What it is I believe is the moment we see that the whole story is about power and control on every level. And I believe that is where the experience begins for the broker. When to listen, how that feels, when to listen, and slowly move through the process mending and smoothing and yes, sometimes very quickly, to catch a falling plate. It is the experience that comes, the doing and undoing, the feeling, the catch as you walk across a floor, smell a familiar smell, see the angle of a crack. We are not experts in other fields but we are experienced in our world, with our paints or mallet or pen as the artist, the broker.

Lynnsy Logue, The Real Estate Lady ®

Monday, February 29, 2016

Chuck Graham.And then we do the numbers…

I have a friend who has a bird’s eye view of our market.
More importantly he speaks in numbers, has a working relationship with statistics and he assembles data with the deft strokes of an accomplished and applauded artist. He is the architect of  happening, past, present and future. His name is Chuck Graham.

About Chuck: As the principal of Newton Graham Consultants, Chuck directs all integrated marketing communication, feasibility and marketing assignments, as well as general management consulting in the areas of strategy development, organizational structuring, control systems and financial management.

Chuck Graham
I am fortunate enough to have permission to share on my websites, his quarterly reports. I have snipped the latest from the fourth quarter of 2015 pertaining to condominiums and town homes.
So I lifted portions  to give you a glimpse. Chuck is a regular contributor to
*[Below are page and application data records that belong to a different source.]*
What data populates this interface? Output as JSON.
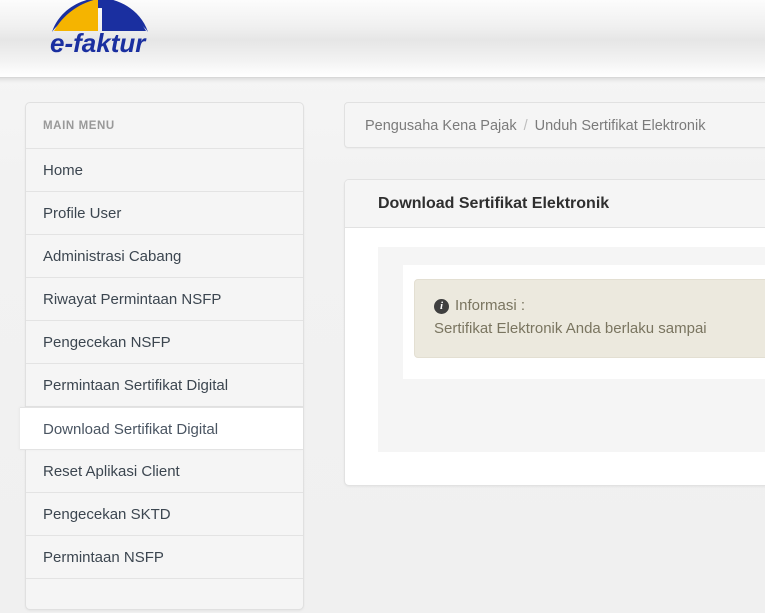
{
  "header": {
    "logo_text": "e-faktur",
    "logo_colors": {
      "yellow": "#f5b400",
      "blue": "#1a2fa0"
    }
  },
  "sidebar": {
    "title": "MAIN MENU",
    "items": [
      {
        "label": "Home",
        "active": false
      },
      {
        "label": "Profile User",
        "active": false
      },
      {
        "label": "Administrasi Cabang",
        "active": false
      },
      {
        "label": "Riwayat Permintaan NSFP",
        "active": false
      },
      {
        "label": "Pengecekan NSFP",
        "active": false
      },
      {
        "label": "Permintaan Sertifikat Digital",
        "active": false
      },
      {
        "label": "Download Sertifikat Digital",
        "active": true
      },
      {
        "label": "Reset Aplikasi Client",
        "active": false
      },
      {
        "label": "Pengecekan SKTD",
        "active": false
      },
      {
        "label": "Permintaan NSFP",
        "active": false
      }
    ]
  },
  "breadcrumb": {
    "items": [
      "Pengusaha Kena Pajak",
      "Unduh Sertifikat Elektronik"
    ],
    "separator": "/"
  },
  "panel": {
    "heading": "Download Sertifikat Elektronik",
    "alert": {
      "icon": "info-circle-icon",
      "title": "Informasi :",
      "message": "Sertifikat Elektronik Anda berlaku sampai",
      "background": "#ece9de",
      "text_color": "#7a7560"
    }
  }
}
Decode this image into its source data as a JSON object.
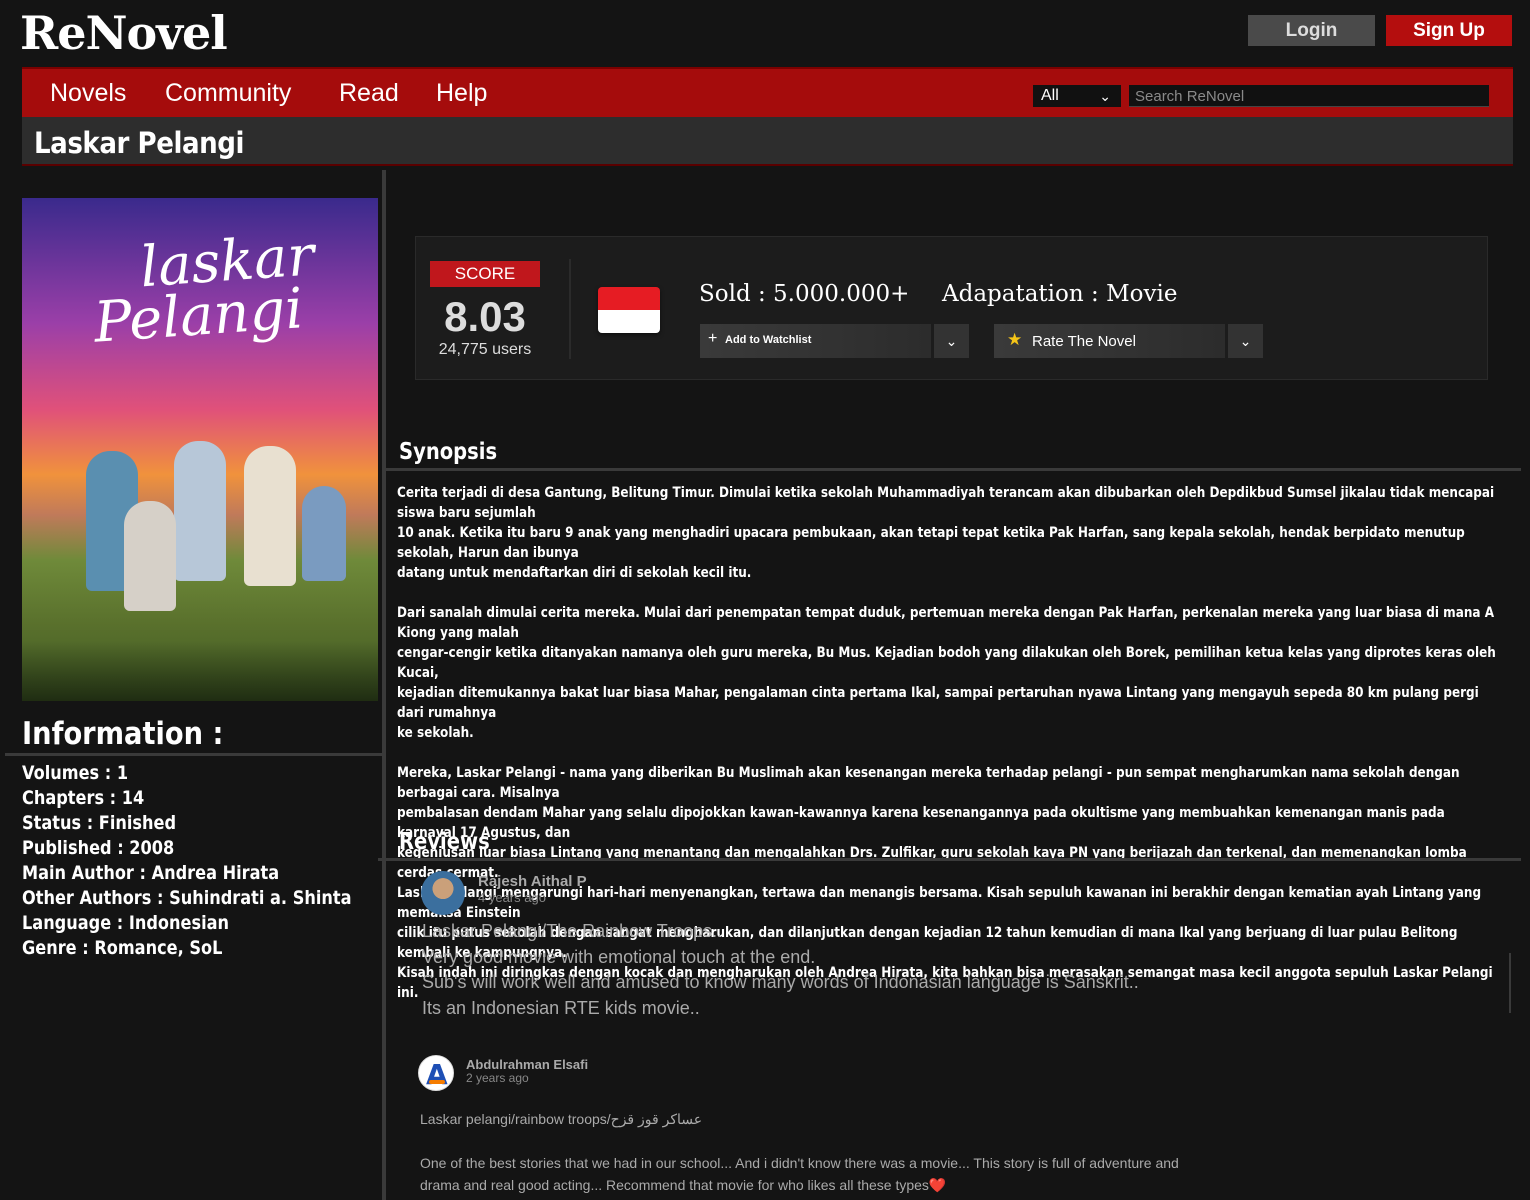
{
  "header": {
    "logo": "ReNovel",
    "login_label": "Login",
    "signup_label": "Sign Up"
  },
  "nav": {
    "items": [
      "Novels",
      "Community",
      "Read",
      "Help"
    ],
    "select_value": "All",
    "search_placeholder": "Search ReNovel"
  },
  "page_title": "Laskar Pelangi",
  "poster": {
    "title_line1": "laskar",
    "title_line2": "Pelangi"
  },
  "information": {
    "heading": "Information :",
    "items": [
      "Volumes : 1",
      "Chapters : 14",
      "Status : Finished",
      "Published : 2008",
      "Main Author :  Andrea Hirata",
      "Other Authors : Suhindrati a. Shinta",
      "Language : Indonesian",
      "Genre : Romance, SoL"
    ]
  },
  "score": {
    "label": "SCORE",
    "value": "8.03",
    "users": "24,775 users",
    "sold": "Sold : 5.000.000+",
    "adaptation": "Adapatation : Movie",
    "watchlist_label": "Add to Watchlist",
    "rate_label": "Rate The Novel"
  },
  "synopsis": {
    "heading": "Synopsis",
    "paragraphs": [
      "Cerita terjadi di desa Gantung, Belitung Timur. Dimulai ketika sekolah Muhammadiyah terancam akan dibubarkan oleh Depdikbud Sumsel jikalau tidak mencapai siswa baru sejumlah\n10 anak. Ketika itu baru 9 anak yang menghadiri upacara pembukaan, akan tetapi tepat ketika Pak Harfan, sang kepala sekolah, hendak berpidato menutup sekolah, Harun dan ibunya\ndatang untuk mendaftarkan diri di sekolah kecil itu.",
      "Dari sanalah dimulai cerita mereka. Mulai dari penempatan tempat duduk, pertemuan mereka dengan Pak Harfan, perkenalan mereka yang luar biasa di mana A Kiong yang malah\ncengar-cengir ketika ditanyakan namanya oleh guru mereka, Bu Mus. Kejadian bodoh yang dilakukan oleh Borek, pemilihan ketua kelas yang diprotes keras oleh Kucai,\nkejadian ditemukannya bakat luar biasa Mahar, pengalaman cinta pertama Ikal, sampai pertaruhan nyawa Lintang yang mengayuh sepeda 80 km pulang pergi dari rumahnya\n ke sekolah.",
      "Mereka, Laskar Pelangi - nama yang diberikan Bu Muslimah akan kesenangan mereka terhadap pelangi - pun sempat mengharumkan nama sekolah dengan berbagai cara. Misalnya\npembalasan dendam Mahar yang selalu dipojokkan kawan-kawannya karena kesenangannya pada okultisme yang membuahkan kemenangan manis pada karnaval 17 Agustus, dan\nkegeniusan luar biasa Lintang yang menantang dan mengalahkan Drs. Zulfikar, guru sekolah kaya PN yang berijazah dan terkenal, dan memenangkan lomba cerdas cermat.\nLaskar Pelangi mengarungi hari-hari menyenangkan, tertawa dan menangis bersama. Kisah sepuluh kawanan ini berakhir dengan kematian ayah Lintang yang memaksa Einstein\ncilik itu putus sekolah dengan sangat mengharukan, dan dilanjutkan dengan kejadian 12 tahun kemudian di mana Ikal yang berjuang di luar pulau Belitong kembali ke kampungnya.\nKisah indah ini diringkas dengan kocak dan mengharukan oleh Andrea Hirata, kita bahkan bisa merasakan semangat masa kecil anggota sepuluh Laskar Pelangi ini."
    ]
  },
  "reviews": {
    "heading": "Reviews",
    "items": [
      {
        "author": "Rajesh Aithal P",
        "time": "4 years ago",
        "lines": [
          "Laskar Pelangi/The Rainbow Troops..",
          "Very good movie with emotional touch at the end.",
          "Sub's will work well and amused to know many words of Indonasian language is Sanskrit..",
          "Its an Indonesian RTE kids movie.."
        ]
      },
      {
        "author": "Abdulrahman Elsafi",
        "time": "2 years ago",
        "lines": [
          "Laskar pelangi/rainbow troops/عساكر قوز قزح",
          "One of the best stories that we had in our school... And i didn't know there was a movie... This story is full of adventure and",
          "drama and real good acting... Recommend that movie for who likes all these types❤️"
        ]
      }
    ]
  },
  "colors": {
    "brand_red": "#a50c0c",
    "background": "#141414",
    "score_red": "#c0171c"
  }
}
Charlotte’s total condominium (existing and new) closings reached 2,282; 90% over the trough, but only 48% of the previous peak.  Median total prices reached $170,000; 13% over the trough, but only 97% of the previous peak.
Charlotte’s existing condominium closings reached 2,199; 152% over the trough, but only 79% of the previous peak.  Median existing prices reached $168,000; up 20% over the trough and 17% over the previous peak.
Charlotte’s new condominium closings reached 83; still reaching for the trough and only 4% of the previous peak.  New median prices reached $312,000; 73% greater than the trough but only 18% greater than the previous peak.
There were no condominium permits!
Charlotte’s total townhouse (existing and new) closings totaled 2,684; 107% greater than the trough and 59% of the previous peak.  Median prices reached $147,500; 3% greater than the trough, and 95% of the previous peak.
Charlotte’s existing townhouse closings reached 2,109; 245% better than the trough, and 21% better than the previous peak.  Median prices reached $137,000; 16% better than the trough and 6% better than the previous peak.
Charlotte’s new townhouse closings only reached 575, still reaching for the trough and only 20% of the previous peak.  Median prices reached $179,500; up 13% over the trough and 99% of the previous peak.
Townhouse permits reached 1,100; 73% better than the trough but only 21% of the previous peak.